 “The Church has always felt it necessary to have something of the kind to answer this very purpose. In the days of the apostles baptism answered this purpose. The Gospel was preached to the people, and then all those who were willing to be on the side of Christ were called on to be baptized. It held the precise place that the anxious seat does now, as a public manifestation of a determination to be a Christian.” Finney, Lectures, 282.
 Tyler and Bonar, Asahel Nettleton, 340.
 D. G. Hart, John Williamson Nevin: High Church Calvinist (Phillipsburg, NJ: P&R, 2005), 91–4.
 John Williamson Nevin, The Anxious Bench (Second Edition), Antichrist, and the Sermon Catholic Unity, reprint ed. (Eugene: Wipf and Stock, 2000), 35–9.
 James Boyle to Charles Finney, 25 December 1834, Finney Papers, Oberlin College, Oberlin, Ohio, cited in James Johnson, “The Life of Charles Grandison Finney” (PhD diss., Syracuse University, 1959), 400.
 Bennett, Altar Call, 112.
 Aikman, Billy Graham, 21.
 For a more detailed definition and samples of the sinner’s prayer, see chapter 1 in Bennett, Sinner’s Prayer, Kindle Locations 135–368.
 Bennett, The Altar Call (Australian edition), 165–72.
 Dwight Martin and Marten Visser, “Sense and Nonsense of Large-Scale Evangelism,” Evangelical Missions Quarterly 48, no. 2 (April 2012): 136–7. Also available online at https://missionexus.org/sense-and-nonsense-of-large-scale-evangelism/ (accessed 30 January 2020).
 Bennett, Altar Call, 169.
 Bennett, Altar Call, 195.
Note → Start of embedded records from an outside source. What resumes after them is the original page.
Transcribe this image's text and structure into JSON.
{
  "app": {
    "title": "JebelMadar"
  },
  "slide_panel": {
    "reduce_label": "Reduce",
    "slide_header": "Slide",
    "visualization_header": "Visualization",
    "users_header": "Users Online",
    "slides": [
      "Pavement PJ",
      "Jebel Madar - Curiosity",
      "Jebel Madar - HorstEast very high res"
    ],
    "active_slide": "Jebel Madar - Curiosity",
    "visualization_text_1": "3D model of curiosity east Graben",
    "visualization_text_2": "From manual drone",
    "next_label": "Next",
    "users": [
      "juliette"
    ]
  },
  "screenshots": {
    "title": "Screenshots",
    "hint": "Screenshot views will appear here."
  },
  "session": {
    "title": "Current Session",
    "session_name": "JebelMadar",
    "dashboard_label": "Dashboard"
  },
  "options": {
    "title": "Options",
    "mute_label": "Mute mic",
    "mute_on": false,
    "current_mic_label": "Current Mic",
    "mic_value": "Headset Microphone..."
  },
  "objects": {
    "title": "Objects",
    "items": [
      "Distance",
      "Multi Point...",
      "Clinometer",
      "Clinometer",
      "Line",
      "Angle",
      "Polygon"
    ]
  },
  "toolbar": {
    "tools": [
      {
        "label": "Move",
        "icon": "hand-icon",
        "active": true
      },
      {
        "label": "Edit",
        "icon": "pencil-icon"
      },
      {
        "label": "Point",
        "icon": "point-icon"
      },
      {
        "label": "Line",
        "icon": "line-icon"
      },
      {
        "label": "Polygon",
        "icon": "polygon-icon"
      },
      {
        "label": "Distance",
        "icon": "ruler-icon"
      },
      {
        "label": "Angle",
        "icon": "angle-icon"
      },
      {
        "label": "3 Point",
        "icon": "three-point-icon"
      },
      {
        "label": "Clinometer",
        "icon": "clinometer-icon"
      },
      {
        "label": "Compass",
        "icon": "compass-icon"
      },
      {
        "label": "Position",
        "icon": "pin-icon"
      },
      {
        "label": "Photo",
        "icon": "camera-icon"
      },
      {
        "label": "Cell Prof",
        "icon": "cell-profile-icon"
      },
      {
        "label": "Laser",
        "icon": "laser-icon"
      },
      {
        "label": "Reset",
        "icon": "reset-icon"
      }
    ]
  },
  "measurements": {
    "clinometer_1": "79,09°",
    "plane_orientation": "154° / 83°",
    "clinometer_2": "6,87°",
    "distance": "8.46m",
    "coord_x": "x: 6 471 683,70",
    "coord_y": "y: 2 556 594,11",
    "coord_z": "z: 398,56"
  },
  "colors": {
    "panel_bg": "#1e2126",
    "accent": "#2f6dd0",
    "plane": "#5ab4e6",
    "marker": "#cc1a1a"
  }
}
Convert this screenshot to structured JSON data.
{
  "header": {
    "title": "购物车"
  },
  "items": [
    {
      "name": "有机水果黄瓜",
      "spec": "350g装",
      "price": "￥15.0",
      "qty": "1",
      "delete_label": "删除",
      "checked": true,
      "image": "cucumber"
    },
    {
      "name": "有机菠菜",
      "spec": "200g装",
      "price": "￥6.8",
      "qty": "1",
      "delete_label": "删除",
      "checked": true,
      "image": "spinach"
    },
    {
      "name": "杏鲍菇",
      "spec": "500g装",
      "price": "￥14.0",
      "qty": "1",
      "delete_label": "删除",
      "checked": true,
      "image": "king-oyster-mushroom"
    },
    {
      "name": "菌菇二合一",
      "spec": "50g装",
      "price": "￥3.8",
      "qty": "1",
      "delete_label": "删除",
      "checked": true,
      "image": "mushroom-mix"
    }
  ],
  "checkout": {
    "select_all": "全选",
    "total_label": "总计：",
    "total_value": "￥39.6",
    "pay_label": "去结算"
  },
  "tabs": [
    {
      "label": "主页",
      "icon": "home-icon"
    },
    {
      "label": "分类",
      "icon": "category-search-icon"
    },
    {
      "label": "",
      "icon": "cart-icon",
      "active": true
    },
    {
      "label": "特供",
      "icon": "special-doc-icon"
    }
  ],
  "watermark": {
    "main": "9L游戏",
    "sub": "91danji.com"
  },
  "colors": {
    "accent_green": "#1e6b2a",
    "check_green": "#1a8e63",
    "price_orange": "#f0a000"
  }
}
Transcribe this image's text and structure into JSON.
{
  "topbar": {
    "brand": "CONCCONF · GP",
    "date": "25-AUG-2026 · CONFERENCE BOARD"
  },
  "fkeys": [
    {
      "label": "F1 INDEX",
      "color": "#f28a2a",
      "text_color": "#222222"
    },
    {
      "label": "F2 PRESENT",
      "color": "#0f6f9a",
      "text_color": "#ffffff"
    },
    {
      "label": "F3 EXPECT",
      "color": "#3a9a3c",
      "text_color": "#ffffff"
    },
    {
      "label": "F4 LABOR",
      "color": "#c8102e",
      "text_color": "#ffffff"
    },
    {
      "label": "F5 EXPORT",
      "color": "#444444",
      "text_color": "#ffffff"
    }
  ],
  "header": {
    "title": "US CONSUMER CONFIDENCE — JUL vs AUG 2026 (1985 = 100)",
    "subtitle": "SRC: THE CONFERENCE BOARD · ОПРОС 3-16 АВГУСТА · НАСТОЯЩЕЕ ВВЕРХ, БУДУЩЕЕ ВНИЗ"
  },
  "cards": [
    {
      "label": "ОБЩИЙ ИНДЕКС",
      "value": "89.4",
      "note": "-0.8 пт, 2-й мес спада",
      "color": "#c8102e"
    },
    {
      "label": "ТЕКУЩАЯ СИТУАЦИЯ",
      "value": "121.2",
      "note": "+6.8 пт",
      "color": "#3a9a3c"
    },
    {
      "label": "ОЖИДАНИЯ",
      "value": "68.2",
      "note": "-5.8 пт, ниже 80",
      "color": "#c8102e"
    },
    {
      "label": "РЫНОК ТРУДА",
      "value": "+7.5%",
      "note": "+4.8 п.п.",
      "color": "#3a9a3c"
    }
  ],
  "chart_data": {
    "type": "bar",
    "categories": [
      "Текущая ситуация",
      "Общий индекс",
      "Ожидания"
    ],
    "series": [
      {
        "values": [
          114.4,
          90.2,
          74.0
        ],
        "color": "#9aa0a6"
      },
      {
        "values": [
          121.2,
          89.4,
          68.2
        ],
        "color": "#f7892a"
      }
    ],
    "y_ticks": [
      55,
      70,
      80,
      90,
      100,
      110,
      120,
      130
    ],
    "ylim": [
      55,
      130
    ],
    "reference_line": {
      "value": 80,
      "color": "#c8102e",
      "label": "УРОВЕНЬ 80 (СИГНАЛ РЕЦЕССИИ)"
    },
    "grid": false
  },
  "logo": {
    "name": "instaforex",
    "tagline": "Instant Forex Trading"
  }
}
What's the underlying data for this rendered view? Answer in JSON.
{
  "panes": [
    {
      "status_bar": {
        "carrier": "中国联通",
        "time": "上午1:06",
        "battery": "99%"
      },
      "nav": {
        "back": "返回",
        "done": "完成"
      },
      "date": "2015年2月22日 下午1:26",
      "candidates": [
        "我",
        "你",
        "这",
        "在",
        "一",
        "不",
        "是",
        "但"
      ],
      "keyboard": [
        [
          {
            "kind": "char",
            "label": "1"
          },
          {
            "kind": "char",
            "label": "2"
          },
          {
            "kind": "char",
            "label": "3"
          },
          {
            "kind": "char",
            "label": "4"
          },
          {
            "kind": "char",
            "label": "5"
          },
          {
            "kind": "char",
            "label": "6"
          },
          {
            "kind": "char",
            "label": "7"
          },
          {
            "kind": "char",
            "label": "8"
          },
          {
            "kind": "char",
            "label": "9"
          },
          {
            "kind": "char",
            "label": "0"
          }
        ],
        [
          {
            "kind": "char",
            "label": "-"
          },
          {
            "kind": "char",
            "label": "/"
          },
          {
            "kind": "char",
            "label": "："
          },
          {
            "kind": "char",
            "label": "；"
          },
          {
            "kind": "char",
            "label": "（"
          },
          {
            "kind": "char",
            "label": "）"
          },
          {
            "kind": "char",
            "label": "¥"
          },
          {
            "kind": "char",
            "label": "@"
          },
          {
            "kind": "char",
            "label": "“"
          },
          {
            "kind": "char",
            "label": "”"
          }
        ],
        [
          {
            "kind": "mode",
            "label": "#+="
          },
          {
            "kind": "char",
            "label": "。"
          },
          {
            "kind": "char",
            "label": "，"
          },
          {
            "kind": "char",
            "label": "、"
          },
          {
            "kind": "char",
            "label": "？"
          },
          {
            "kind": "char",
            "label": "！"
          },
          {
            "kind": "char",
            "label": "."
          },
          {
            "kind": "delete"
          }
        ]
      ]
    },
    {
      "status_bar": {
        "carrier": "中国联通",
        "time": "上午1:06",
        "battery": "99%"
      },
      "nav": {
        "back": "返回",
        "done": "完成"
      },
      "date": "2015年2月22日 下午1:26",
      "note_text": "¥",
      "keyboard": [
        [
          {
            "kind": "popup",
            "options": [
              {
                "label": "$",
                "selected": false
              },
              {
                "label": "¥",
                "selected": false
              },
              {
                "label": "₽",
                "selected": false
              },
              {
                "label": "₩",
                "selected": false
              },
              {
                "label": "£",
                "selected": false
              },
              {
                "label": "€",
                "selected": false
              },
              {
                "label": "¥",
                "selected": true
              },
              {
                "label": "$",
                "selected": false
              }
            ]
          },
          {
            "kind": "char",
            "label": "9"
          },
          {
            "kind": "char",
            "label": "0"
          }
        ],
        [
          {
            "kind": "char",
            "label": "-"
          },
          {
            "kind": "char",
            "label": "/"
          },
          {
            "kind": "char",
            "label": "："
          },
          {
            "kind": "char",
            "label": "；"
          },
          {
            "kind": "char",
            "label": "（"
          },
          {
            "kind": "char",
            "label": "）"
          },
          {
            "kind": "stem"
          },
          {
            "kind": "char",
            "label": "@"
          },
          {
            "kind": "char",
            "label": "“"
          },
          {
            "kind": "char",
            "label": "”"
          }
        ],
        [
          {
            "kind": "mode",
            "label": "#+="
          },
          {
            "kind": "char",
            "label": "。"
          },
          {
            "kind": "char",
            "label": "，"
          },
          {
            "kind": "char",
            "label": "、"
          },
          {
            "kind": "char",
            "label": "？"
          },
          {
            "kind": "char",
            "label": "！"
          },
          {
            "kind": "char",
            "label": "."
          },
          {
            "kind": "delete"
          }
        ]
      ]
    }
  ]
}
 It is said that approximately 40% of the world’s population hold worldviews influenced by animism, but this may be a low estimate considering the fact that animism is often concealed underneath other religious identities. Van Rheenen, Communicating Christ, 25.
 Van Rheenen, Communicating Christ, 20.
 J. I. Packer and Gary Parrett, Grounded in the Gospel: Building Believers the Old-Fashioned Way, Kindle ed. (Grand Rapids: Baker, 2010), Kindle Locations 984–1058.
 Tissa Weerasingha, “Karma and Christ: Opening Our Eyes to the Buddhist World,” International Journal of Frontier Missions 10, no. 3 (July 1993): 103–4.
 Wan Petchsongkram, Lectures on Buddhism given at the (OMF) Lopburi Learning Centre, Lopburi, Thailand, 2009, author’s translation. Cf. Karl Dahlfred, “Moving Beyond Felt Needs,” Gleanings from the Field, 16 December 2009, https://www.dahlfred.com/blogs/gleanings-from-the-field/290-moving-beyond-felt-needs (accessed 16 January 2020).
 Daniel McGilvary, A Half Century among the Siamese and the Lao: An Autobiography, ed. Cornelius Beach Bradley (New York: Fleming H. Revell, 1912), 98.